At the very beginnings of the Archaic Age, the great singer Orpheus taught a new religion that centered around the immortality of the human soul and its journey after death. He felt that achieving purity by avoiding meat and refraining from committing harm further promoted the pursuit of a peaceful life. Elements of the worship of Dionysus, such as shape-shifting and ritualistic ecstasy, were fused with Orphic beliefs to produce a powerful and illuminating new religion that found expression in the mystery cults. Practitioners of this new religion composed a great body of poetry, much of which is translated in The Orphic Hymns.

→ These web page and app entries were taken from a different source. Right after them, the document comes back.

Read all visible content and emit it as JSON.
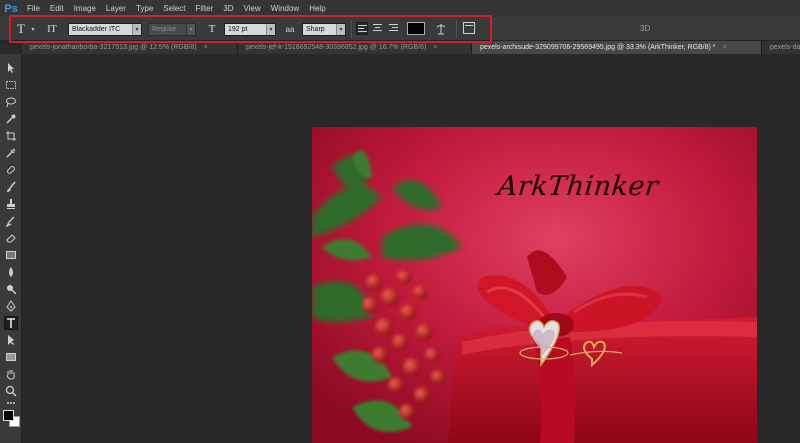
{
  "app": {
    "logo": "Ps"
  },
  "menu": [
    "File",
    "Edit",
    "Image",
    "Layer",
    "Type",
    "Select",
    "Filter",
    "3D",
    "View",
    "Window",
    "Help"
  ],
  "options_bar": {
    "tool_icon": "T",
    "orient_icon": "IT",
    "font_family": "Blackadder ITC",
    "font_style": "Regular",
    "size_icon": "T",
    "font_size": "192 pt",
    "aa_icon": "aa",
    "antialias": "Sharp",
    "text_color": "#000000",
    "label_3d": "3D"
  },
  "tabs": [
    {
      "label": "pexels-jonathanborba-3217513.jpg @ 12.5% (RGB/8)",
      "close": "×",
      "active": false
    },
    {
      "label": "pexels-jef-k-1518692548-30396852.jpg @ 16.7% (RGB/8)",
      "close": "×",
      "active": false
    },
    {
      "label": "pexels-archisude-329099706-29569495.jpg @ 33.3% (ArkThinker, RGB/8) *",
      "close": "×",
      "active": true
    },
    {
      "label": "pexels-da",
      "close": "",
      "active": false
    }
  ],
  "canvas": {
    "text_layer": "ArkThinker"
  },
  "colors": {
    "highlight": "#d21f2b",
    "accent": "#3c9bef",
    "foreground": "#000000",
    "background": "#ffffff"
  }
}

The hymns presented in this book were anonymously composed somewhere in Asia Minor, most likely in the middle of the third century AD. At this turbulent time, the Hellenic past was fighting for its survival, while the new Christian faith was spreading everywhere. The Orphic Hymns thus reflect a pious spirituality in the form of traditional literary conventions. The hymns themselves are devoted to specific divinities as well as to cosmic elements. Prefaced with offerings, strings of epithets invoke the various attributes of the divinity and prayers ask for peace and health to the initiate. Apostolos N. Athanassakis and Benjamin M. Wolkow have produced an accurate and elegant translation accompanied by rich commentary.

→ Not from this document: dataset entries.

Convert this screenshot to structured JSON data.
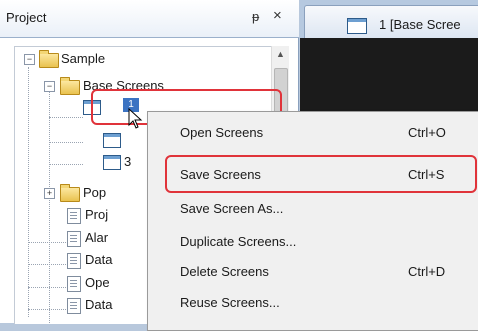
{
  "project_pane": {
    "title": "Project",
    "pin_glyph": "ᵽ",
    "close_glyph": "×"
  },
  "tree": {
    "root_label": "Sample",
    "base_screens_label": "Base Screens",
    "selected_screen_label": "1",
    "child_partial_2": "",
    "child_partial_3": "3",
    "popup_label": "Pop",
    "items": [
      {
        "label": "Proj"
      },
      {
        "label": "Alar"
      },
      {
        "label": "Data"
      },
      {
        "label": "Ope"
      },
      {
        "label": "Data"
      }
    ]
  },
  "doc_tab": {
    "label": "1  [Base Scree"
  },
  "context_menu": {
    "items": [
      {
        "label": "Open Screens",
        "shortcut": "Ctrl+O"
      },
      {
        "label": "Save Screens",
        "shortcut": "Ctrl+S"
      },
      {
        "label": "Save Screen As...",
        "shortcut": ""
      },
      {
        "label": "Duplicate Screens...",
        "shortcut": ""
      },
      {
        "label": "Delete Screens",
        "shortcut": "Ctrl+D"
      },
      {
        "label": "Reuse Screens...",
        "shortcut": ""
      }
    ]
  },
  "colors": {
    "highlight_border": "#e0333a",
    "selection": "#3b73c2"
  }
}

Apostolos N. Athanassakis is the Argyropoulos Chair in Hellenic Studies and a professor emeritus of classics at the University of California, Santa Barbara. He is the translator of several books, including Hesiod: Theogony, Works and Days, Shield and The Homeric Hymns, both published by Johns Hopkins. Benjamin M. Wolkow is a lecturer in the Classics Department of the University of Georgia.

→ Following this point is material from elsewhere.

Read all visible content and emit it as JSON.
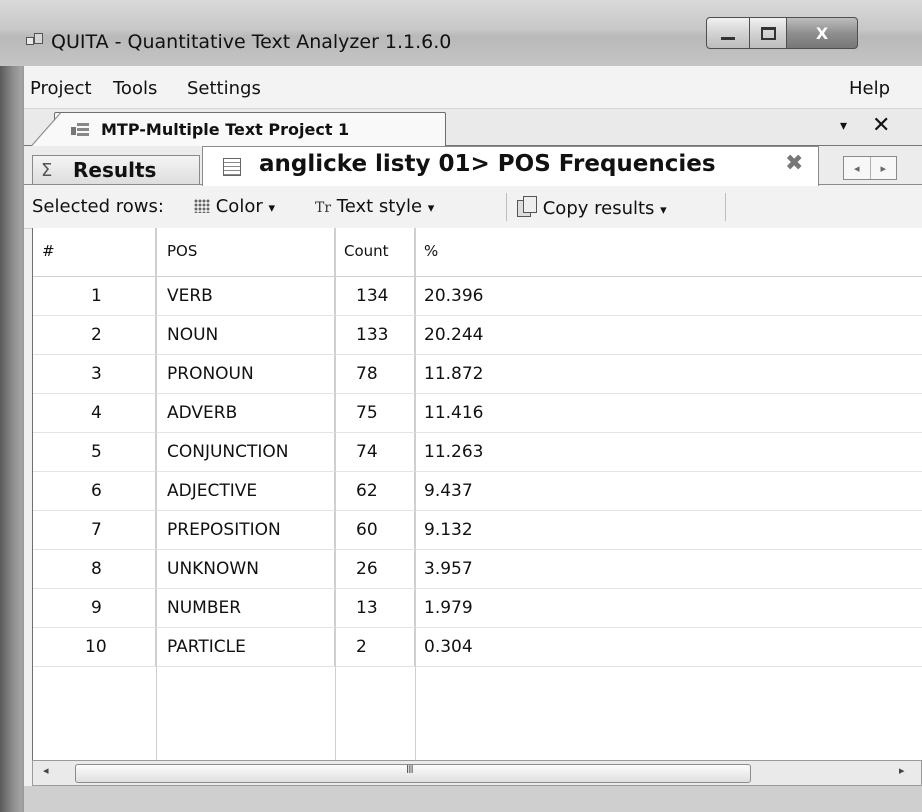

PrefaceIntroductionThe Orphic HymnsOrpheus to Mousaios1. To Hekate2. To Prothyraia3. To Night4. To Sky5. To Ether6. To Protogonos7. To the Stars8. To the Sun9. To Selene10. To Physis11. To Pan12. To Herakles13. To Kronos14. To Rhea15. To Zeus16. To Hera17. To Poseidon18. To Plouton19. To Zeus the Thunderbolt20. To Astrapaios Zeus21. To the Clouds22. To the Sea23. To Nereus24. To the Nereids25. To Proteus26. To Earth27. To the Mother of the Gods28. To Hermes29. Hymn to Persephone30. To Dionysos31. Hymn to the Kouretes32. To Athene33. To Nike34. To Apollon35. To Leto36. To Artemis37. To the Titans38. To the Kouretes39. To Korbas40. To Eleusinian Demeter41. To Mother Antaia42. To Mise43. To the Seasons44. To Semele45. Hymn to Dionysos Bassareus and Triennial46. To Liknites47. To Perikionios48. To Sabazios49. To Hipta50. To Lysios Lenaios51. To the Nymphs52. To the God of Triennal Feasts53. To the God of Annual Feasts54. To Silenos Satyros and Bacchae55. To Aphrodite56. To Adonis57. To Chthonic Hermes58. To Eros59. To the Fates60. To the Graces61. Hymn to Nemesis62. To Dike63. To Justice64. Hymn to Nomos65. To Ares66. To Hephaistos67. To Asklepios68. To Hygeia69. To the Erinyes70. To the Eumenides71. To Melinoe72. To Tyche73. To Daimon74. To Leukothea75. To Palaimon76. To the Muses77. To Mnemosyne78. To Dawn79. To Themis80. To Boreas81. To Zephyros82. To Notos83. To Okeanos84. To Hestia85. To Sleep86. To Dream87. To DeathNotesSelect BibliographyIndex NominumIndex Locorum